TASK:
In the records below, how many lines hold the string "thumbnail"? Give only the number.
Top of RECORDS PROVIDED
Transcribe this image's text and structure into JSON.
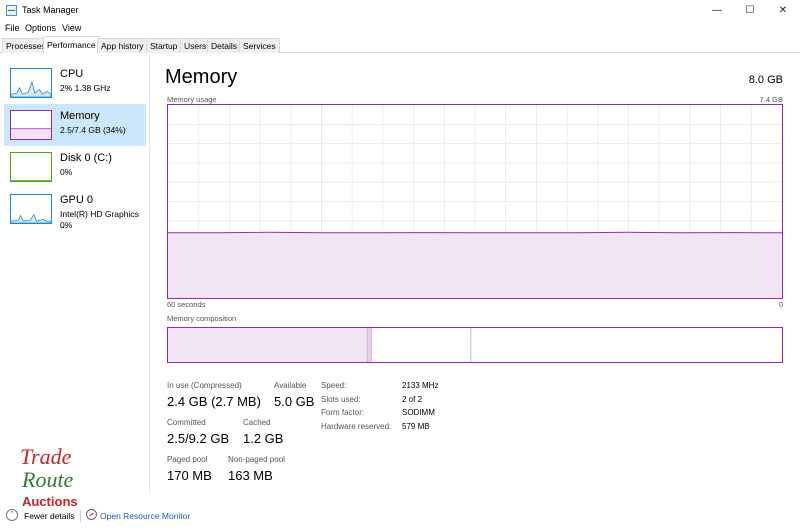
{
  "window": {
    "title": "Task Manager",
    "minimize_glyph": "—",
    "maximize_glyph": "☐",
    "close_glyph": "✕"
  },
  "menu": [
    "File",
    "Options",
    "View"
  ],
  "tabs": [
    "Processes",
    "Performance",
    "App history",
    "Startup",
    "Users",
    "Details",
    "Services"
  ],
  "active_tab": "Performance",
  "sidebar": {
    "items": [
      {
        "name": "CPU",
        "lines": [
          "2% 1.38 GHz"
        ],
        "color": "#1c8ad8",
        "icon": "cpu-usage-thumbnail"
      },
      {
        "name": "Memory",
        "lines": [
          "2.5/7.4 GB (34%)"
        ],
        "color": "#9528b4",
        "icon": "memory-usage-thumbnail",
        "selected": true
      },
      {
        "name": "Disk 0 (C:)",
        "lines": [
          "0%"
        ],
        "color": "#4da60c",
        "icon": "disk-usage-thumbnail"
      },
      {
        "name": "GPU 0",
        "lines": [
          "Intel(R) HD Graphics ...",
          "0%"
        ],
        "color": "#1c8ad8",
        "icon": "gpu-usage-thumbnail"
      }
    ]
  },
  "main": {
    "title": "Memory",
    "total": "8.0 GB",
    "usage_label": "Memory usage",
    "usage_max": "7.4 GB",
    "time_left": "60 seconds",
    "time_right": "0",
    "composition_label": "Memory composition",
    "stats": {
      "in_use_label": "In use (Compressed)",
      "in_use_value": "2.4 GB (2.7 MB)",
      "available_label": "Available",
      "available_value": "5.0 GB",
      "committed_label": "Committed",
      "committed_value": "2.5/9.2 GB",
      "cached_label": "Cached",
      "cached_value": "1.2 GB",
      "paged_label": "Paged pool",
      "paged_value": "170 MB",
      "nonpaged_label": "Non-paged pool",
      "nonpaged_value": "163 MB"
    },
    "specs": [
      {
        "label": "Speed:",
        "value": "2133 MHz"
      },
      {
        "label": "Slots used:",
        "value": "2 of 2"
      },
      {
        "label": "Form factor:",
        "value": "SODIMM"
      },
      {
        "label": "Hardware reserved:",
        "value": "579 MB"
      }
    ]
  },
  "footer": {
    "fewer_details": "Fewer details",
    "open_resource_monitor": "Open Resource Monitor",
    "chevron_glyph": "⌃"
  },
  "chart_data": {
    "type": "area",
    "xlabel": "",
    "ylabel": "Memory usage",
    "xlim": [
      60,
      0
    ],
    "ylim": [
      0,
      7.4
    ],
    "x": [
      60,
      55,
      50,
      45,
      40,
      35,
      30,
      25,
      20,
      15,
      10,
      5,
      0
    ],
    "series": [
      {
        "values": [
          2.5,
          2.5,
          2.52,
          2.5,
          2.5,
          2.51,
          2.5,
          2.5,
          2.5,
          2.52,
          2.5,
          2.51,
          2.5
        ]
      }
    ],
    "composition_gb": {
      "in_use": 2.4,
      "modified": 0.05,
      "standby": 1.2,
      "free": 3.75
    },
    "grid": true,
    "color": "#9528b4"
  },
  "watermark": {
    "line1": "Trade",
    "line2": "Route",
    "line3": "Auctions"
  }
}
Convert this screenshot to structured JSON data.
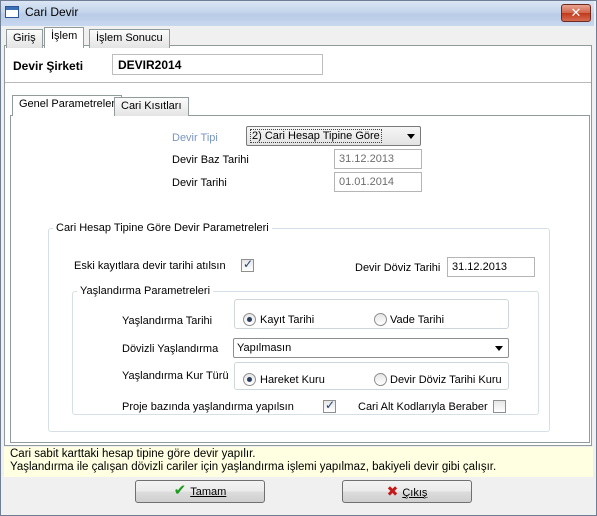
{
  "window": {
    "title": "Cari Devir",
    "close_glyph": "✕",
    "icon": "app-window-icon"
  },
  "top_tabs": [
    "Giriş",
    "İşlem",
    "İşlem Sonucu"
  ],
  "active_top_tab": "İşlem",
  "company": {
    "label": "Devir Şirketi",
    "value": "DEVIR2014"
  },
  "inner_tabs": [
    "Genel Parametreler",
    "Cari Kısıtları"
  ],
  "active_inner_tab": "Genel Parametreler",
  "general": {
    "devir_tipi_label": "Devir Tipi",
    "devir_tipi_value": "2) Cari Hesap Tipine Göre",
    "baz_tarihi_label": "Devir Baz Tarihi",
    "baz_tarihi_value": "31.12.2013",
    "devir_tarihi_label": "Devir Tarihi",
    "devir_tarihi_value": "01.01.2014"
  },
  "params_group": {
    "title": "Cari Hesap Tipine Göre Devir Parametreleri",
    "eski_kayit_label": "Eski kayıtlara devir tarihi atılsın",
    "eski_kayit_checked": true,
    "doviz_tarihi_label": "Devir Döviz Tarihi",
    "doviz_tarihi_value": "31.12.2013"
  },
  "aging_group": {
    "title": "Yaşlandırma Parametreleri",
    "tarih_label": "Yaşlandırma Tarihi",
    "tarih_options": [
      "Kayıt Tarihi",
      "Vade Tarihi"
    ],
    "tarih_selected": "Kayıt Tarihi",
    "dovizli_label": "Dövizli Yaşlandırma",
    "dovizli_value": "Yapılmasın",
    "kur_label": "Yaşlandırma Kur Türü",
    "kur_options": [
      "Hareket Kuru",
      "Devir Döviz Tarihi Kuru"
    ],
    "kur_selected": "Hareket Kuru",
    "proje_label": "Proje bazında yaşlandırma yapılsın",
    "proje_checked": true,
    "alt_kod_label": "Cari Alt Kodlarıyla Beraber",
    "alt_kod_checked": false
  },
  "info": {
    "line1": "Cari sabit karttaki hesap tipine göre devir yapılır.",
    "line2": "Yaşlandırma ile çalışan dövizli cariler için yaşlandırma işlemi yapılmaz, bakiyeli devir gibi çalışır."
  },
  "buttons": {
    "ok_label": "Tamam",
    "ok_icon": "green-checkmark-icon",
    "cancel_label": "Çıkış",
    "cancel_icon": "red-x-icon"
  },
  "colors": {
    "info_background": "#ffffe1",
    "disabled_label": "#7a96c2"
  }
}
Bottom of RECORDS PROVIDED
WRITTEN ANSWER:
4